On Jan. 9, we welcomed the Ackman group, accompanied by fly-fishing aficionado Oliver White. The group included many familiar faces, as well as three complete fly-fishing virgins. The enthusiasm of the novices was evident from the get-go. Within an hour of arriving at the lodge we had them suited, booted, and knee-deep in the Rio Grande. Some of the more experienced guests also took the opportunity to take a refresher course with the double-hander rigs.
Max Mamaev was not long in planting the seed of knowledge in some of his students. And Nick Botta, under Max’s careful tutelage, was into a fish literally minutes after picking up a two-handed rod for the first time. The good news was that the fish were in, and the trend of hooking and catching them continued through the week with large numbers of sea-runs moving into our waters. By far the most successful fly was the yellow rubberlegs. Old favorites such as the Sun Ray Shadow, Green Machine, and bunny leeches also played their part.
With anglers getting well into the grove by Tuesday, fish were consistently coming to our nets. Mornings did prove to be slower, however, with cold overnight temperatures making the fish sluggish. This did not deter a beautiful 20-pound brown from eating Mr. Ackman’s rubberlegs on Wednesday morning in the Home Pool. This would prove to be the biggest fish of the week, closely followed by Vladimir Jacimovic’s 19 pounder landed in Russell’s Pool.

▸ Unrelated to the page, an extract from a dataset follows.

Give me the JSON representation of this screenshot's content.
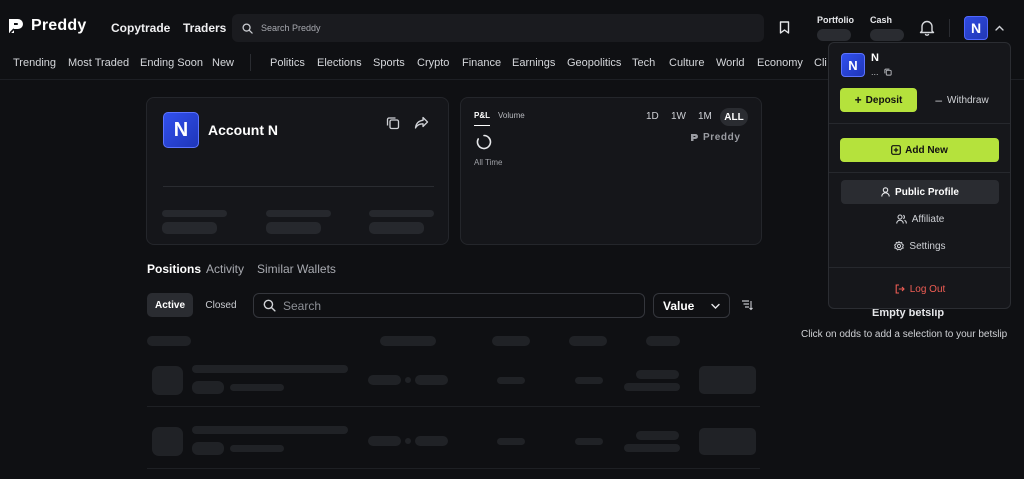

Our final two days of fishing were unusual, marked by low temperatures and lazy winds that would rather cut through you than go around you. Temperatures soared to 20 degrees celcius riding the upstream wind. Needless to say our catch statistics suffered due to the increased difficulty of making straight-line presentation. This scenario was made doubly frustrating by trout that choose this opportune moment to start showing themselves on the surface; dolphin-like porpoises could be seen the entire length of some pools. Nerves began to fray as we struggled to cope with the upstream breeze, while fish after fish seemed to taunt us by rolling again and again in the exact spot the fly needed to be. Some patient guiding and useful tips did manage to turn the scales in the anglers’ favor. But many were left tortured, vying for revenge next season.
Having our first week completed here at Kau Tapen is a great feeling. Pre-season nerves have dissolved and we’re ready to help make your stay here a trip of a lifetime.
—Matthew Solon, Head Guide